How often do you buy chocolates?


(No.) chocolates per day / week / month (please tick)

4.

What brands of chocolates are you aware of?

5.

Please rank the following attributes in a chocolate on a scale of 1-7 according to


their importance to you? (1-most important, 7-least important)
Taste

98

Quality
Packaging
Price
Flavor
Add-ons (Wafers, nuts, etc.)
Brand Image

6.

I often pick up a chocolate while I make other purchases.


YES / NO

7.

What influenced you to buy the above stated brand(s)?


Advertising
Word of mouth
Attractive Packaging
Dealer
Shop Display
Family/Friend/Relatives
Any Other (Pls. Specify)

99

8.

How do you rate the idea of chocolates being made available at the following
outlets.(Please rate on a scale of 1-5, where 1 is most preferred and 5 is
least

preferred).

Pan Shops
Sweet Shops
Gift Shops
Stationary Shops
Ice-cream Parlors
Fast Food Joints
Milk Booths
Restaurants
Exclusive Chocolate Parlors
Road-side Kiosks

9.

If a particular brand is not available with the retailer, you will Drop the idea of buying a chocolate
Go to another retail outlet
Try another (competitors) brand

10

From where you mostly want to purchase chocolate ?

100

11

General stores

Retail outlets

Shoping mall

How much you want to spend to purchase the chocolates?

510

1025

35--50

101

BIBLIOGRAPHY
Books
Kotler Philip (2004); Marketing Management ;Pearson Education Pvt. Ltd.
Ramaswamy V.S. and Namakumari S. (2002); Marketing Management Planning
Implementation and Control; McMillan India Pvt. Ltd.
Al Ries (1996), FOCUS, Harper Collins Publishers Ltd.
David A. Aaker (1991), Managing Brand Equity, The Free Press.
David A. Aaker (1996), Building Strong Brands, The Free Press.
Jean-Noel Kapferer (1994), Strategic Brand management, Macmillan Publishing
Co.
Internet Sites

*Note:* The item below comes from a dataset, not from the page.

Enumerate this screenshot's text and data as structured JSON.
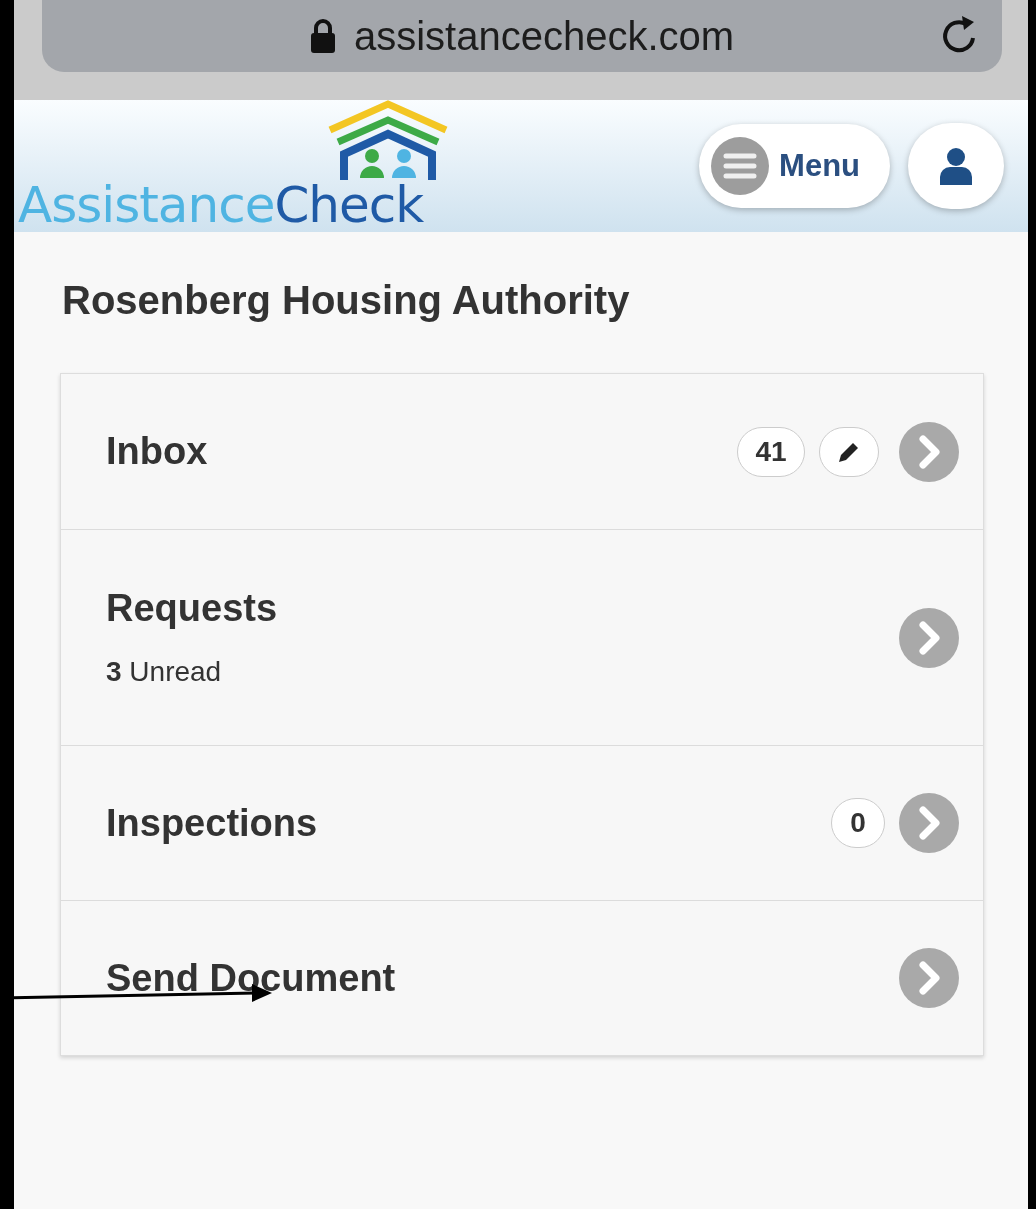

Www.Nestle.Com

Www.Google.Com

Www.Yahoosearch.Com

Magazines

Business Today

Business World

Business Standard

102

103